■ DIRECTIONS FOR THIS TASK: Could you say how many lines below contain the word "object"? Give the number with no other text.

■ DATA FOR REVIEW:
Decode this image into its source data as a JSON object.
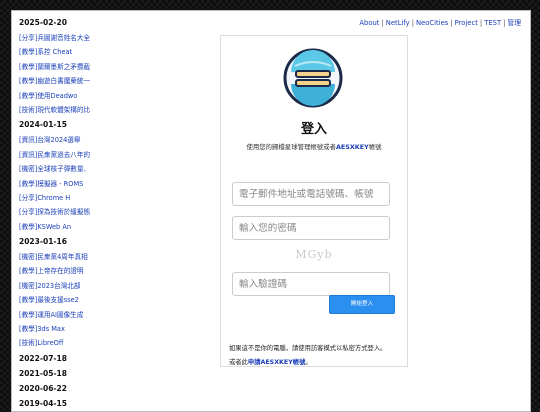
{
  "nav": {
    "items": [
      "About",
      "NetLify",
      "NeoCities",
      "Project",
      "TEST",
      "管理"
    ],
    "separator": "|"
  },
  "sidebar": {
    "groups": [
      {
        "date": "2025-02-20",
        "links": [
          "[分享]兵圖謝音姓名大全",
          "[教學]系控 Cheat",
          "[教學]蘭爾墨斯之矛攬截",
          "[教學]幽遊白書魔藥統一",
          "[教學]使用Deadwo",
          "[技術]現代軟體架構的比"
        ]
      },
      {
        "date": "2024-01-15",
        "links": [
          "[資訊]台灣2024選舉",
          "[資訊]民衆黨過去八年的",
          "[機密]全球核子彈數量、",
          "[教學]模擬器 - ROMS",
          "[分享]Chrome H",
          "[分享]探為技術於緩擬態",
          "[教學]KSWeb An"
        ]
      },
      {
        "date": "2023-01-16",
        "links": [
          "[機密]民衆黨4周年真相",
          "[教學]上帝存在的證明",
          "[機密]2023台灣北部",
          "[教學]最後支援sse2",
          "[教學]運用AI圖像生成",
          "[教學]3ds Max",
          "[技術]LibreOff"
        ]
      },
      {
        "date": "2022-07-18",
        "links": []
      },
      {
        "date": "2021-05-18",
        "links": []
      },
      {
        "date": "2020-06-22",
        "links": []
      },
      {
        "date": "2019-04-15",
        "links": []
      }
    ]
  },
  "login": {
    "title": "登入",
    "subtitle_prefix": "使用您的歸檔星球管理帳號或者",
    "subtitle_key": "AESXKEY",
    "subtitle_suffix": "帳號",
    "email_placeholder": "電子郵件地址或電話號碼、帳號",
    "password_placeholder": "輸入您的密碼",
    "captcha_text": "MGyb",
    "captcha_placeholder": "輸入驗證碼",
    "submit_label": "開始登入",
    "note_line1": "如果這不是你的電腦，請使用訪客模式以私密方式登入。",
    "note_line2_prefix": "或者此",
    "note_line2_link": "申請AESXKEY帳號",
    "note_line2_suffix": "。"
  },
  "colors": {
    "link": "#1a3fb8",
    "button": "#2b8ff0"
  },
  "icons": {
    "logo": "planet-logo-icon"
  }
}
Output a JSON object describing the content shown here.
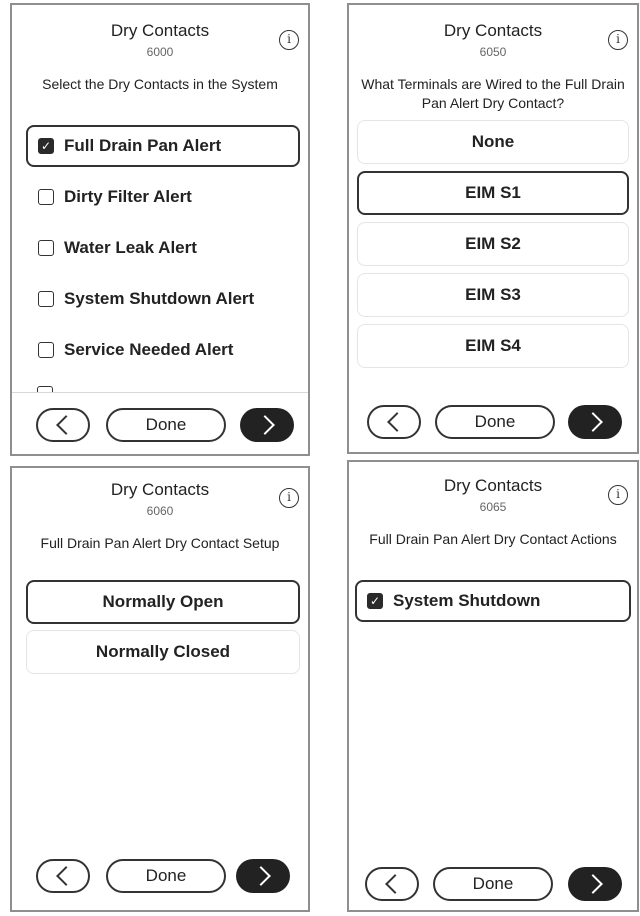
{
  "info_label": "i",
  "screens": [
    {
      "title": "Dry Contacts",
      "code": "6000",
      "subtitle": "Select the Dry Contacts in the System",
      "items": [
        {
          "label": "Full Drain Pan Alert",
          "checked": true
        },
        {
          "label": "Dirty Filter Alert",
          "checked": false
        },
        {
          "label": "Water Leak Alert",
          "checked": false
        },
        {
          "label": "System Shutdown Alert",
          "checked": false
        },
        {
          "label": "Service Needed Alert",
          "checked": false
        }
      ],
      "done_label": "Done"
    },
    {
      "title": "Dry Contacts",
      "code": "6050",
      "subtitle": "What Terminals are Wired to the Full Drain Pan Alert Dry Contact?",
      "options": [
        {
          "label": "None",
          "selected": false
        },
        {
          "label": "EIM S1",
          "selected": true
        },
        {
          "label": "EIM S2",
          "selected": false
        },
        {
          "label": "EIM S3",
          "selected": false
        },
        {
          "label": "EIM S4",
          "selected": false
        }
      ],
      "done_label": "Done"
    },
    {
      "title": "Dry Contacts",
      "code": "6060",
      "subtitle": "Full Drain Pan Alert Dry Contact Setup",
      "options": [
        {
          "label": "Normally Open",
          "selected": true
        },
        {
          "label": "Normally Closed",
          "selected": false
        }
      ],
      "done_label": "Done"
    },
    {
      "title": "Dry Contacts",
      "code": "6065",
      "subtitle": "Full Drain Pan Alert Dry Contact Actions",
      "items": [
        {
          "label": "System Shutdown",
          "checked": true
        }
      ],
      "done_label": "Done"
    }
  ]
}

■ OUTPUT BELOW: 2